Friends with tech and Burning Man background make 'virus guards' for small SF businesses

People are creative and resourceful during these challenging times as they cope with the extended shelter-in-place order. For some, it's a new project to meet the challenges of this new world.  

Two friends have found a way to use this time to help others by creating something that they hope will prevent the spread of the corona-virus.

They are working out of a warehouse in the South of Market neighborhood.

They're making plastic shields as a way to protect people who are working with the public during this crisis.

A laser cuts into a piece of acrylic, turning it into  a shield of sorts to protect against the airborne spread of coronavirus.

"This creates a barrier to help stop the spread of the virus through people going to visit essential businesses," said Micah Byrnes, the co-owner of a restaurant and nightclub who partner with friend Devon Meyers in this project they call "Viral Guards for Essential Workers."

The viral guards are being made in this warehouse that stores beverages for catering events and festivals, a thriving business before the pandemic, now re-purposed.

Meyers, a laid off tech worker, is using skills he learned building art work for Burning Man to create these guards.

"Now, with the current situation, I'm kinda glad I can pivot to something that makes an impact," said Meyers.

The two friends are giving the viral guards away for free to businesses including restaurants, gas stations and convenience stores. 

With the shelter-in-place order extended, the friends say helping others also helps them.

"It feels a lot better than sitting around watching Netflix all day for sure," said Byrnes.

Using their own money and donations through word of mouth and a Gofundme, the two have already made dozens of the acrylic guards  and given away a handful so far this week including Chico's Pizza on 6th Street.

"I was hella happy, yeah," said Khaleel Almalak, manager with Chico's Pizza.
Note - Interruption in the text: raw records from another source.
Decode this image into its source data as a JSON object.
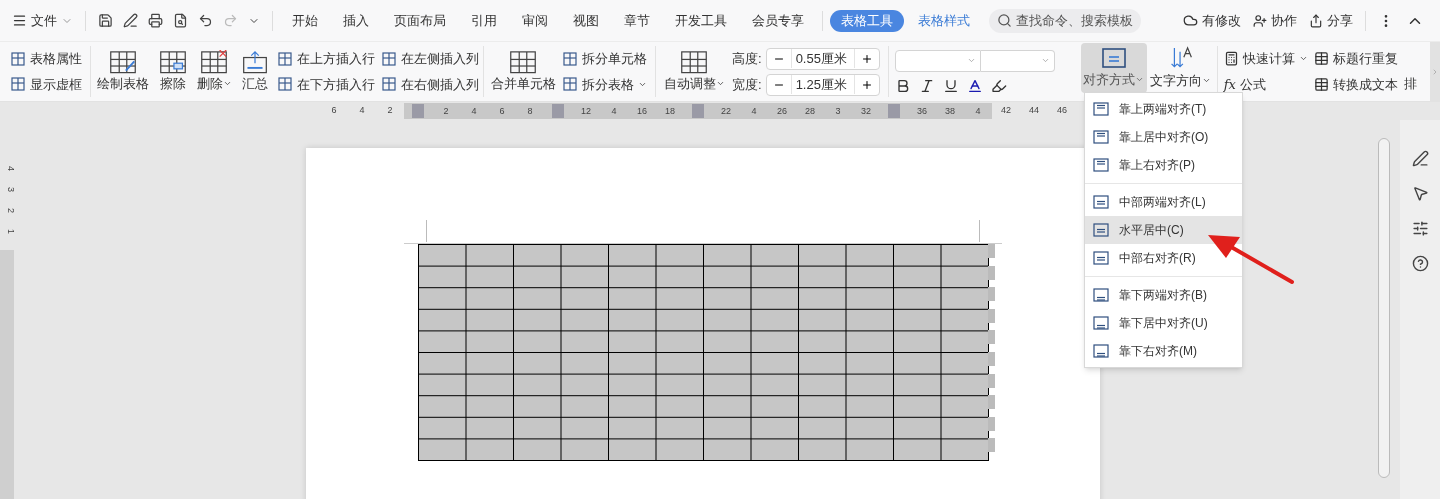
{
  "menu": {
    "file": "文件",
    "tabs": [
      {
        "label": "开始",
        "selected": false,
        "kind": "normal"
      },
      {
        "label": "插入",
        "selected": false,
        "kind": "normal"
      },
      {
        "label": "页面布局",
        "selected": false,
        "kind": "normal"
      },
      {
        "label": "引用",
        "selected": false,
        "kind": "normal"
      },
      {
        "label": "审阅",
        "selected": false,
        "kind": "normal"
      },
      {
        "label": "视图",
        "selected": false,
        "kind": "normal"
      },
      {
        "label": "章节",
        "selected": false,
        "kind": "normal"
      },
      {
        "label": "开发工具",
        "selected": false,
        "kind": "normal"
      },
      {
        "label": "会员专享",
        "selected": false,
        "kind": "normal"
      },
      {
        "label": "表格工具",
        "selected": true,
        "kind": "contextual"
      },
      {
        "label": "表格样式",
        "selected": false,
        "kind": "contextual"
      }
    ],
    "search_placeholder": "查找命令、搜索模板",
    "modified": "有修改",
    "collaborate": "协作",
    "share": "分享"
  },
  "ribbon": {
    "table_properties": "表格属性",
    "show_gridlines": "显示虚框",
    "draw_table": "绘制表格",
    "erase": "擦除",
    "delete": "删除",
    "summary": "汇总",
    "insert_above": "在上方插入行",
    "insert_below": "在下方插入行",
    "insert_left": "在左侧插入列",
    "insert_right": "在右侧插入列",
    "merge_cells": "合并单元格",
    "split_cells": "拆分单元格",
    "split_table": "拆分表格",
    "auto_fit": "自动调整",
    "height_label": "高度:",
    "height_value": "0.55厘米",
    "width_label": "宽度:",
    "width_value": "1.25厘米",
    "align": {
      "label": "对齐方式",
      "expanded": true
    },
    "text_direction": "文字方向",
    "quick_calc": "快速计算",
    "formula_mark": "fx",
    "formula": "公式",
    "repeat_header": "标题行重复",
    "convert_text": "转换成文本",
    "sort": "排"
  },
  "ruler": [
    {
      "kind": "number",
      "label": "6"
    },
    {
      "kind": "number",
      "label": "4"
    },
    {
      "kind": "number",
      "label": "2"
    },
    {
      "kind": "marker"
    },
    {
      "kind": "number",
      "label": "2"
    },
    {
      "kind": "number",
      "label": "4"
    },
    {
      "kind": "number",
      "label": "6"
    },
    {
      "kind": "number",
      "label": "8"
    },
    {
      "kind": "marker"
    },
    {
      "kind": "number",
      "label": "12"
    },
    {
      "kind": "number",
      "label": "4"
    },
    {
      "kind": "number",
      "label": "16"
    },
    {
      "kind": "number",
      "label": "18"
    },
    {
      "kind": "marker"
    },
    {
      "kind": "number",
      "label": "22"
    },
    {
      "kind": "number",
      "label": "4"
    },
    {
      "kind": "number",
      "label": "26"
    },
    {
      "kind": "number",
      "label": "28"
    },
    {
      "kind": "number",
      "label": "3"
    },
    {
      "kind": "number",
      "label": "32"
    },
    {
      "kind": "marker"
    },
    {
      "kind": "number",
      "label": "36"
    },
    {
      "kind": "number",
      "label": "38"
    },
    {
      "kind": "number",
      "label": "4"
    },
    {
      "kind": "number",
      "label": "42"
    },
    {
      "kind": "number",
      "label": "44"
    },
    {
      "kind": "number",
      "label": "46"
    }
  ],
  "vertical_ruler": [
    "4",
    "3",
    "2",
    "1"
  ],
  "align_menu": [
    [
      {
        "label": "靠上两端对齐(T)",
        "selected": false
      },
      {
        "label": "靠上居中对齐(O)",
        "selected": false
      },
      {
        "label": "靠上右对齐(P)",
        "selected": false
      }
    ],
    [
      {
        "label": "中部两端对齐(L)",
        "selected": false
      },
      {
        "label": "水平居中(C)",
        "selected": true
      },
      {
        "label": "中部右对齐(R)",
        "selected": false
      }
    ],
    [
      {
        "label": "靠下两端对齐(B)",
        "selected": false
      },
      {
        "label": "靠下居中对齐(U)",
        "selected": false
      },
      {
        "label": "靠下右对齐(M)",
        "selected": false
      }
    ]
  ]
}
Grateful and concerned about the spread of coronavirus, "I can't work from my house. I have to come here to survive with the business."

"Anything we can do to make people order delivery food and going shopping and going to the bank a little bit safer, I think we'll help those businesses grow," said Byrnes.
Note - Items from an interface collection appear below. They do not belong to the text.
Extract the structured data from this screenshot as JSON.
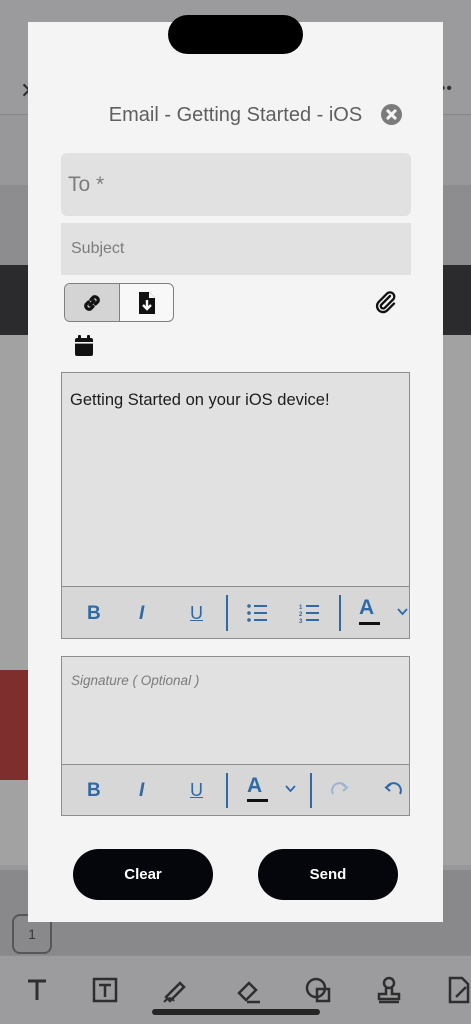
{
  "modal": {
    "title": "Email - Getting Started - iOS",
    "to_placeholder": "To *",
    "subject_placeholder": "Subject",
    "body_text": "Getting Started on your iOS device!",
    "signature_placeholder": "Signature ( Optional )",
    "clear_label": "Clear",
    "send_label": "Send"
  },
  "editor_toolbar": {
    "bold": "B",
    "italic": "I",
    "underline": "U",
    "text_color": "A"
  },
  "signature_toolbar": {
    "bold": "B",
    "italic": "I",
    "underline": "U",
    "text_color": "A"
  },
  "background": {
    "page_badge": "1"
  },
  "colors": {
    "accent": "#2f6aa6",
    "button": "#05060b",
    "field": "#e1e1e1"
  },
  "icons": [
    "close-icon",
    "link-icon",
    "download-file-icon",
    "paperclip-icon",
    "calendar-icon",
    "bulleted-list-icon",
    "numbered-list-icon",
    "chevron-down-icon",
    "redo-icon",
    "undo-icon"
  ]
}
The two friends say they can make up to 30 "viral guards" a day. Most have gone to help businesses in SoMa.

They say their goal is to help as many small businesses as possible in San Francisco and eventually expand to other cities.